“Some people will tell you that slow is good — and it may be, on
some days — but I’m here toò tell you that fast is better. Being
shot out of a cannon will always be better than being squeezed out
of a tube. That is why God made fast motorcycles, Bubba.”
— Hunter S. Thompson

Oh, Jamie, I have very little free time. But whatever free time I have I usually end up wasting on stupid things.

This does not seem to be the solution to the 404 line homepage puzzle, but the heck with it.

Russian-speaking readers can entertain themselves with reading comments over at tema.ru. There are a couple of hints of hidden links, a few sprinkles of profanity, showing off about Photoshop mastery. Outstanding advice to journalists that was there in the earlier version is gone. I also remember seeing a completely blacked out page about his photo equipment there (you needed to do control-a trick to see it) in a very old version of the site. http://www.design.ru has its share of rowdy commentage.

Another Disjointed Post In Which The True Owners Of America’s Senior Citizens are Revealed

I have about 30-40 very exciting posts planned, but don’t have the time or willpower to actually sit down and write them. Besides, I should really be working on two very interesting projects.. Three very interesting pro.. No, actually five. The Spanish Inquisition should really give me some Ritalin. Anyways, meanwhile I need to dash off a small observational post. I mean without these and cat pictures a blog is not a blog, right?

I am using SharpMT, a very nice little Movable Type client, to write this. I hope having a client that is similar to awesome Semajic will improve my blogging frequency. But I am very much annoyed at the fact that in this day and age almost all of what The Joel calls “real-time spell checker(s) with wavy red underlines” do not understand html markup and wavy-underline all a href= ? I mean, the spellchercker in this MT client is bad enough to not understand the word “blog”, but Outlook and Outlook Express are not any better.

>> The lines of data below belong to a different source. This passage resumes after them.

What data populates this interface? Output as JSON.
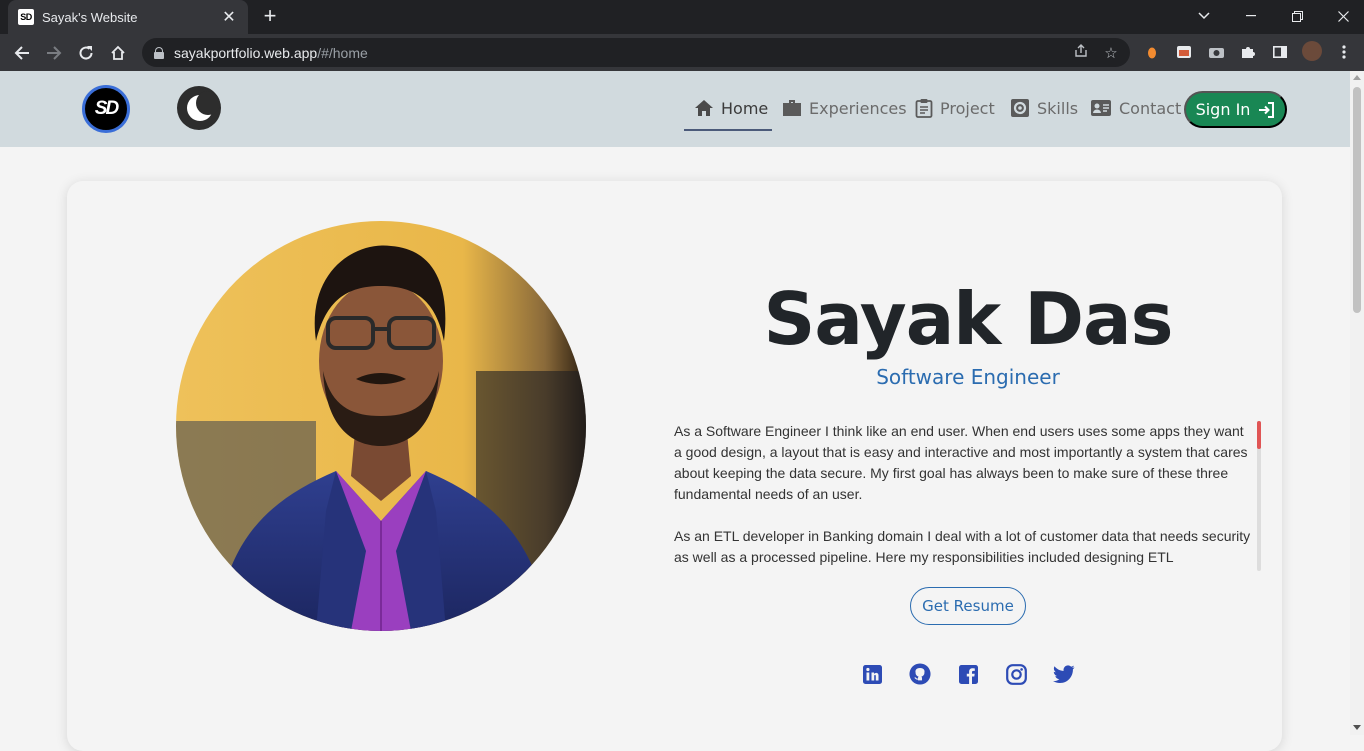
{
  "browser": {
    "tab_title": "Sayak's Website",
    "tab_favicon_text": "SD",
    "url_host": "sayakportfolio.web.app",
    "url_path": "/#/home"
  },
  "site": {
    "logo_text": "SD",
    "nav": [
      {
        "label": "Home",
        "icon": "home-icon",
        "active": true
      },
      {
        "label": "Experiences",
        "icon": "briefcase-icon",
        "active": false
      },
      {
        "label": "Project",
        "icon": "clipboard-icon",
        "active": false
      },
      {
        "label": "Skills",
        "icon": "gear-icon",
        "active": false
      },
      {
        "label": "Contact",
        "icon": "contact-card-icon",
        "active": false
      }
    ],
    "signin_label": "Sign In"
  },
  "profile": {
    "name": "Sayak Das",
    "role": "Software Engineer",
    "bio": [
      "As a Software Engineer I think like an end user. When end users uses some apps they want a good design, a layout that is easy and interactive and most importantly a system that cares about keeping the data secure. My first goal has always been to make sure of these three fundamental needs of an user.",
      "As an ETL developer in Banking domain I deal with a lot of customer data that needs security as well as a processed pipeline. Here my responsibilities included designing ETL"
    ],
    "resume_label": "Get Resume",
    "socials": [
      "linkedin-icon",
      "github-icon",
      "facebook-icon",
      "instagram-icon",
      "twitter-icon"
    ]
  },
  "colors": {
    "header_bg": "#d1dade",
    "signin_bg": "#198754",
    "accent_blue": "#2b6cb0",
    "social_blue": "#2d4bb5"
  }
}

Hmm.. Where was I? Oh, right, observational post. Last Monday was a miserable rainy day. I was already a little late for work when I boarded my train. The train was slow as usual – people who are already late are not in a hurry, right? And then the conductor uttered the two words that make every NYC Subway rider groan. “Sick passenger”.

You see, if somebody faints on a train the train usually stays in the station until an EMT arrives. The EMT arrival times are amazingly fast in NYC and MTA even has a few of its own paramedics stationedat major stations, but the delay in getting the “sick passengers” of the train makes the trains stack up and forces the dispatchers to rerout them sometimes causing major delays. There is a passage about the “sick passengers” in Randy Kennedy’s awesome Subwayland : Adventures in the World Beneath New York. One of the interesting observations there is that the highest percentage of “sick passenger” incidents happens on Modays. Amen to that.

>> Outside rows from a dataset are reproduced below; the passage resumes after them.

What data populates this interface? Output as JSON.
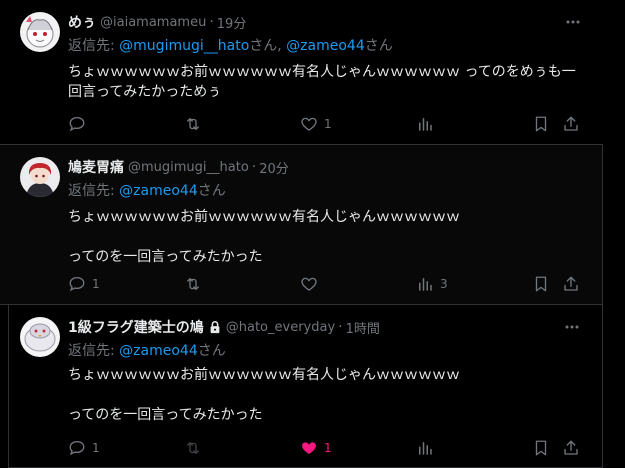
{
  "tweets": [
    {
      "name": "めぅ",
      "handle": "@iaiamamameu",
      "time": "19分",
      "reply_prefix": "返信先: ",
      "mentions": [
        "@mugimugi__hato",
        "@zameo44"
      ],
      "mention_suffix": "さん",
      "mention_sep": ", ",
      "text": "ちょｗｗｗｗｗｗお前ｗｗｗｗｗｗ有名人じゃんｗｗｗｗｗｗ ってのをめぅも一回言ってみたかっためぅ",
      "reply_count": "",
      "retweet_count": "",
      "like_count": "1",
      "view_count": "",
      "liked": false
    },
    {
      "name": "鳩麦胃痛",
      "handle": "@mugimugi__hato",
      "time": "20分",
      "reply_prefix": "返信先: ",
      "mentions": [
        "@zameo44"
      ],
      "mention_suffix": "さん",
      "mention_sep": "",
      "text": "ちょｗｗｗｗｗｗお前ｗｗｗｗｗｗ有名人じゃんｗｗｗｗｗｗ\n\nってのを一回言ってみたかった",
      "reply_count": "1",
      "retweet_count": "",
      "like_count": "",
      "view_count": "3",
      "liked": false
    },
    {
      "name": "1級フラグ建築士の鳩",
      "handle": "@hato_everyday",
      "time": "1時間",
      "reply_prefix": "返信先: ",
      "mentions": [
        "@zameo44"
      ],
      "mention_suffix": "さん",
      "mention_sep": "",
      "text": "ちょｗｗｗｗｗｗお前ｗｗｗｗｗｗ有名人じゃんｗｗｗｗｗｗ\n\nってのを一回言ってみたかった",
      "reply_count": "1",
      "retweet_count": "",
      "like_count": "1",
      "view_count": "",
      "liked": true,
      "protected": true
    }
  ],
  "separator": "·",
  "colors": {
    "background": "#000000",
    "text": "#e7e9ea",
    "muted": "#71767b",
    "link": "#1d9bf0",
    "like": "#f91880",
    "border": "#2f3336"
  },
  "icons": [
    "reply-icon",
    "retweet-icon",
    "like-icon",
    "views-icon",
    "bookmark-icon",
    "share-icon",
    "more-icon",
    "lock-icon"
  ]
}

The train that I was on was rerouted to Penn Station. I got out right next to the theater that plays “Monty Python’s Spamalot”. The street was full of actors dressed up as knights and there was a SPAM truck involved in distribution of free Spamwitches. As I was already pretty late I did not even have time to indulge in taking a picture with the knights or in free luncheon meat.

Later in the week I finally had a big ol’ titanium screw screwed in where I used to have a tooth before. Now I have a titanium wedding ring, titanium watch, titanium glasses, titanium coffee tamper and a titanium implant.

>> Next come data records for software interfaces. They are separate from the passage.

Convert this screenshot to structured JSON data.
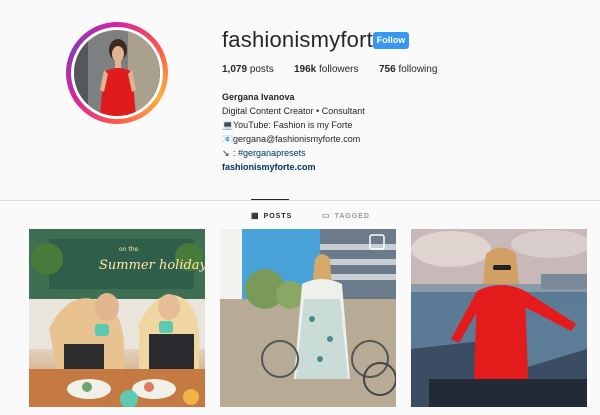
{
  "profile": {
    "username": "fashionismyfortee",
    "follow_label": "Follow",
    "stats": {
      "posts": {
        "count": "1,079",
        "label": "posts"
      },
      "followers": {
        "count": "196k",
        "label": "followers"
      },
      "following": {
        "count": "756",
        "label": "following"
      }
    },
    "bio": {
      "name": "Gergana Ivanova",
      "line1": "Digital Content Creator • Consultant",
      "youtube": "YouTube: Fashion is my Forte",
      "email": "gergana@fashionismyforte.com",
      "hashtag_prefix": ":",
      "hashtag": "#gerganapresets",
      "website": "fashionismyforte.com"
    }
  },
  "tabs": [
    {
      "label": "POSTS",
      "icon": "grid-icon",
      "active": true
    },
    {
      "label": "TAGGED",
      "icon": "tag-icon",
      "active": false
    }
  ],
  "posts": [
    {
      "neon_text": "Summer holidays",
      "sign_small": "on the"
    },
    {
      "icon": "multi-photo-icon"
    },
    {}
  ],
  "colors": {
    "follow_button": "#3897f0",
    "link": "#003569",
    "background": "#fafafa"
  }
}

Next day I was standing in front of a drugstore counter waiting for my antibiotic and painkiller prescription to be filled out. The drugstore had a really cool ScriptPro Robotic Prescription Dispensing System. It works kind of like one of those mainframe tape retrieval systems – a robotic arm moves around in a glassed in cabinet, scans compartment barcodes and dispenses pills into bottles. To think of it, I think I’ve seen modern backup handling systems like that too. I always wanted one of those for my bookshelves.

Two oldtimers seated in the corner were obsessively discussing their prescription plans. What drew my attention was an interesting choice of words they used to describe their relaionship to the plans – it was always “belong to”. Not once did they say “what plan did you have” – it was always “what plan did you belong to”.